The European WEEE directive which sets collection, recycling and recovery targets for all types of electrical goods, ensures that manufacturers join compliance schemes. The schemes are operated by companies working to collection obligations. The companies arrange for the collection of waste appliances and then produce evidence that they have been recycled.
Earlier this year the UK’s largest scheme, REPIC Ltd, began judicial review proceedings against the Department of Business, Enterprise and Regulatory Reform (BERR) and the Environment Agency after complaining that systematic flaws allow other schemes to over-collected WEEE with a view to selling surplus evidence to competitors at an inflated rate.
REPIC claimed there is simply not enough WEEE to go round and, as a result, it is being unfairly threatened with Government enforcement action. The company argued that it has been forced to pay "ransom" money to other company schemes it said are engaged in large-scale "over-collection" of redundant goods, in return for "evidence notes" proving to the Government that clean up obligations have been met.

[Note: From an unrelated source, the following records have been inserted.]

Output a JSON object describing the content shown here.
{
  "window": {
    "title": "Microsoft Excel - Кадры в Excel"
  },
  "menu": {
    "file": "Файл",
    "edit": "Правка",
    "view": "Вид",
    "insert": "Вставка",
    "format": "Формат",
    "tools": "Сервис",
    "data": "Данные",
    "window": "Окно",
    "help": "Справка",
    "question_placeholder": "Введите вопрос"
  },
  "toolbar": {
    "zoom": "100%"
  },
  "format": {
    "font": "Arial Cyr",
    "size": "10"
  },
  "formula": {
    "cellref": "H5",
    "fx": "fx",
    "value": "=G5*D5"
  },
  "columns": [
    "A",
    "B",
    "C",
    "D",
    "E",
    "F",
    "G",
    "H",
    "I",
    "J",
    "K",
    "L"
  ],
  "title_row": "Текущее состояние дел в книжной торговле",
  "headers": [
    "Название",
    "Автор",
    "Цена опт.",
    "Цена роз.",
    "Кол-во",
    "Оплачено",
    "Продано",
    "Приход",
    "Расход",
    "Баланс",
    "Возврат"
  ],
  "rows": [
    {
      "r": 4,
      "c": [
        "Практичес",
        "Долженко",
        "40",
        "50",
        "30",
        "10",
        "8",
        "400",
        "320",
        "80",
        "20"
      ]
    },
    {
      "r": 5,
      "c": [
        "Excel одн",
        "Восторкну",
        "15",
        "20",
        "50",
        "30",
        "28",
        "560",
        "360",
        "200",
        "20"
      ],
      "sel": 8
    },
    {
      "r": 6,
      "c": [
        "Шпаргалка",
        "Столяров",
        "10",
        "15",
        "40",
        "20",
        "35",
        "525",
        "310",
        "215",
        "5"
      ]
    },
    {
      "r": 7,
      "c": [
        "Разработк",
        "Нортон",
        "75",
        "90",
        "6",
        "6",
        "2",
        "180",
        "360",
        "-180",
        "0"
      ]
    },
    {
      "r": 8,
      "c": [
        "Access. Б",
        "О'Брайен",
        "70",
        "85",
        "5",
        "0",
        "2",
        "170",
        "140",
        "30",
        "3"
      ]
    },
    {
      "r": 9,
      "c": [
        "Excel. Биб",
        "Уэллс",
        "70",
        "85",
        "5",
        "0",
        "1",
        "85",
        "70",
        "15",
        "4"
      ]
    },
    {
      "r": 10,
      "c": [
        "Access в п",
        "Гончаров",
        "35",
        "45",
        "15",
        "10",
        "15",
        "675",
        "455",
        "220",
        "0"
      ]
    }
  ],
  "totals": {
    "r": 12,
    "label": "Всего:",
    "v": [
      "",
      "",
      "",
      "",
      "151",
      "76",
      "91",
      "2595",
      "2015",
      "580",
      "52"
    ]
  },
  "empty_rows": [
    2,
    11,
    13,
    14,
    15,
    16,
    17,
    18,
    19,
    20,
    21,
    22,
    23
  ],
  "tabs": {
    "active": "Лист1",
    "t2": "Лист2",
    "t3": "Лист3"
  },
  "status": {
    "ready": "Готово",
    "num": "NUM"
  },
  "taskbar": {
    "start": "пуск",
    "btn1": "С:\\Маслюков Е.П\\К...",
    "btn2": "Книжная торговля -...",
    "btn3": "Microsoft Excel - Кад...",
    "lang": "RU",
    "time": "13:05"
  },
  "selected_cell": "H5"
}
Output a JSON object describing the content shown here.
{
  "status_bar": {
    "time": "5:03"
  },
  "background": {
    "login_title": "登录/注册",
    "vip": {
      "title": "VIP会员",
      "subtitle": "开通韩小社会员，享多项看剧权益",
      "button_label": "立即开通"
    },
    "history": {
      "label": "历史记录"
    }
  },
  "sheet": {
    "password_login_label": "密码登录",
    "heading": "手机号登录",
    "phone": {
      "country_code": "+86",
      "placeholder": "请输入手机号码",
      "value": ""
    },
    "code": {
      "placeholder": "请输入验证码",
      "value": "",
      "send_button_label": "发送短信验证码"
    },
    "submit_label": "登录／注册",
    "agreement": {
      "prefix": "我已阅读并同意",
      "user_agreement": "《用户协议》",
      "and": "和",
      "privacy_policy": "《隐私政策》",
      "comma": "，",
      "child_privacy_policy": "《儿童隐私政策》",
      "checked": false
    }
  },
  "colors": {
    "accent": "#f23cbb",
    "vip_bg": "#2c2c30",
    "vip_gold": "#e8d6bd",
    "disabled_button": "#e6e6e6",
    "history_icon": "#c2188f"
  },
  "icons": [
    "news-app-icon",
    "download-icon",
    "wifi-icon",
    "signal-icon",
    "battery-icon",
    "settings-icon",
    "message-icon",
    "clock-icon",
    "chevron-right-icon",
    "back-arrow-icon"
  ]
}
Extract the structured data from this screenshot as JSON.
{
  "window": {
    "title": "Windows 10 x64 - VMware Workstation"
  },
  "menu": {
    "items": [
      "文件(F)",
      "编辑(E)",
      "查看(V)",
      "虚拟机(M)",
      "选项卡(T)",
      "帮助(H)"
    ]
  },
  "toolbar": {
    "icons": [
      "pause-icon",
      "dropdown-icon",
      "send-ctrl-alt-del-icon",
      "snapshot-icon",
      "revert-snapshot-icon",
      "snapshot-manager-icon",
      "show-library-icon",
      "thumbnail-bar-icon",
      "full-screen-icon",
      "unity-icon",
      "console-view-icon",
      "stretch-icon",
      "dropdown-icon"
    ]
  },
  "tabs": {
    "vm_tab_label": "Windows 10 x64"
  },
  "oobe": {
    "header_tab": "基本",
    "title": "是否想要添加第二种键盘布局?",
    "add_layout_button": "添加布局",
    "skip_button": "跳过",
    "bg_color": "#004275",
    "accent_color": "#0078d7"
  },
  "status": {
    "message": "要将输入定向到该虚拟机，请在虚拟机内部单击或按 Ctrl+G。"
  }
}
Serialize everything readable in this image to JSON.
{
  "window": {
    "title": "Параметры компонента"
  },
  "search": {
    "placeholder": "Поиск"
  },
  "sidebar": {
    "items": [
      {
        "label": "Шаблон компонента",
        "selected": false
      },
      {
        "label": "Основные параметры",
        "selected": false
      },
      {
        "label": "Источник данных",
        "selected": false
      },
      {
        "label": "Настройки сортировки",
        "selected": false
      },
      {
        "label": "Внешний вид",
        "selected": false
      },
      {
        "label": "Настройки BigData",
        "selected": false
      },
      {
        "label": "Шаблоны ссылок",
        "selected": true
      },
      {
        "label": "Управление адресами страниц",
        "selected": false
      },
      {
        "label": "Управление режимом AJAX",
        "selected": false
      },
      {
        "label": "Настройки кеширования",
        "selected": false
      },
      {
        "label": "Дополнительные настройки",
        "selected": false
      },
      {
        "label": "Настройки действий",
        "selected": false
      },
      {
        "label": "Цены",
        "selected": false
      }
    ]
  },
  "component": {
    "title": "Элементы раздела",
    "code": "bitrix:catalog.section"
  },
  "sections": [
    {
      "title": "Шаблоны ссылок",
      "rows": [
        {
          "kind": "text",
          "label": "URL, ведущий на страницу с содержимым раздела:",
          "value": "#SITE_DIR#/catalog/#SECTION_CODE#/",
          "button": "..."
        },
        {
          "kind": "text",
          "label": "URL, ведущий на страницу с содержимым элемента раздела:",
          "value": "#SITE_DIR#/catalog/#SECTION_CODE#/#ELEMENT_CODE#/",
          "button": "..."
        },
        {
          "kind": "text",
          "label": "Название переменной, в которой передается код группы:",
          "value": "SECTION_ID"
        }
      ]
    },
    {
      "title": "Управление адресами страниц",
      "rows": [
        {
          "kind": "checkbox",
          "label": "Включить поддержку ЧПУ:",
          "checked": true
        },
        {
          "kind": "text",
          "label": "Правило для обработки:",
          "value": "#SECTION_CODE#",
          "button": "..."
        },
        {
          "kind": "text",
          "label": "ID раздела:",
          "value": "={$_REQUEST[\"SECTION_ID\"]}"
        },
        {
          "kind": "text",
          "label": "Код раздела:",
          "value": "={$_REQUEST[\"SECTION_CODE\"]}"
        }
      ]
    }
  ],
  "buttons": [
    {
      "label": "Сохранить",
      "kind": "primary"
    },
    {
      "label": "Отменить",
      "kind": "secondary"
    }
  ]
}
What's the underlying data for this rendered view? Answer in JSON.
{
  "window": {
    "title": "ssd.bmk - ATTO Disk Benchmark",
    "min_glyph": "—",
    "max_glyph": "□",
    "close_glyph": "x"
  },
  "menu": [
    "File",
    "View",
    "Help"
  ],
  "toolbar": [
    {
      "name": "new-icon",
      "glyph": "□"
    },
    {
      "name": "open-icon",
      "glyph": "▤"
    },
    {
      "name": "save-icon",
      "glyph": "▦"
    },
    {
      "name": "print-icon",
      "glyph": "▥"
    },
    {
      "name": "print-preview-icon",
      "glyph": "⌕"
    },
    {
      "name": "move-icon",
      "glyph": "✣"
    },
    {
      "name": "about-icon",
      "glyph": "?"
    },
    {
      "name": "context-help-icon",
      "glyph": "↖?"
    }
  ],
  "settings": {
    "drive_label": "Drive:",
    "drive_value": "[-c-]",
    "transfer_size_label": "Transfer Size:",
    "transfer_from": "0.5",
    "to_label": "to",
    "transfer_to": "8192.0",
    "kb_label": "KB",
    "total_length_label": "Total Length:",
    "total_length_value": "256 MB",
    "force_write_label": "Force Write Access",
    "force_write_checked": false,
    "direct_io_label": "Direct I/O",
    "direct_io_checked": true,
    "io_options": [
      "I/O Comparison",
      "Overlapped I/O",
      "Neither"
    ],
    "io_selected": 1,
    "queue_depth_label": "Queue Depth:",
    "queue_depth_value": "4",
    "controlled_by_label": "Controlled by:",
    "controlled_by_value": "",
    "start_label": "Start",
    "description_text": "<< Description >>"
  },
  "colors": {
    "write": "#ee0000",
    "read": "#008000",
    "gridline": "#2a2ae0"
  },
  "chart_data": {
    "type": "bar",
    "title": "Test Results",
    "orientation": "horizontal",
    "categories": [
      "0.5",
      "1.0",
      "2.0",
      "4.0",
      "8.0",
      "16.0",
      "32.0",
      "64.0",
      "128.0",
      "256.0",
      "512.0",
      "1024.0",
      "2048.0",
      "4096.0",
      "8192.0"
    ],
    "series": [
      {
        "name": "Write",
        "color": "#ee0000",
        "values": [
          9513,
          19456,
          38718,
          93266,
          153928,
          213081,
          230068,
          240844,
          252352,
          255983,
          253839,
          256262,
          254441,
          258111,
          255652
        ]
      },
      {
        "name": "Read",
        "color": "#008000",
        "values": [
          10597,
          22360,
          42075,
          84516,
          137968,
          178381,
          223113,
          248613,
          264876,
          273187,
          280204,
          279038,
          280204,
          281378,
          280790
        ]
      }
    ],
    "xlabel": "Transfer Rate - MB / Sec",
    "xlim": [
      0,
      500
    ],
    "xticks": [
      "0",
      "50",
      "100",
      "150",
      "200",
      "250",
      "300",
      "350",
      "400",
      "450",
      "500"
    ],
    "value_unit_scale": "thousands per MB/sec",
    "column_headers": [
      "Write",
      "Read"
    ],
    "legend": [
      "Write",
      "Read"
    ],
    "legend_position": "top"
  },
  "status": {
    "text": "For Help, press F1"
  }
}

However the judge, Mr Justice Wyn Williams, ruled that BERR had lawfully transferred the European WEEE Directive into UK Law.
David Elvin, QC for the BERR accepted that large-scale over-collection may not be compatible with regulations but pointed out:
“The trading of notes in fact ensures that, where there has been non-compliance with the obligation to collect, there is nonetheless compliance with the obligation in the producers to finance an amount equivalent to the WEEE for which they are responsible.”
It does seem however, that the Environment Agency will exert more pressure on companies to produce more viable compliance plans for 2010 to ensure a reduction of intentional over-collection.
Posted under Environmental Regulations and Legislation and Waste Management on 10 August 2009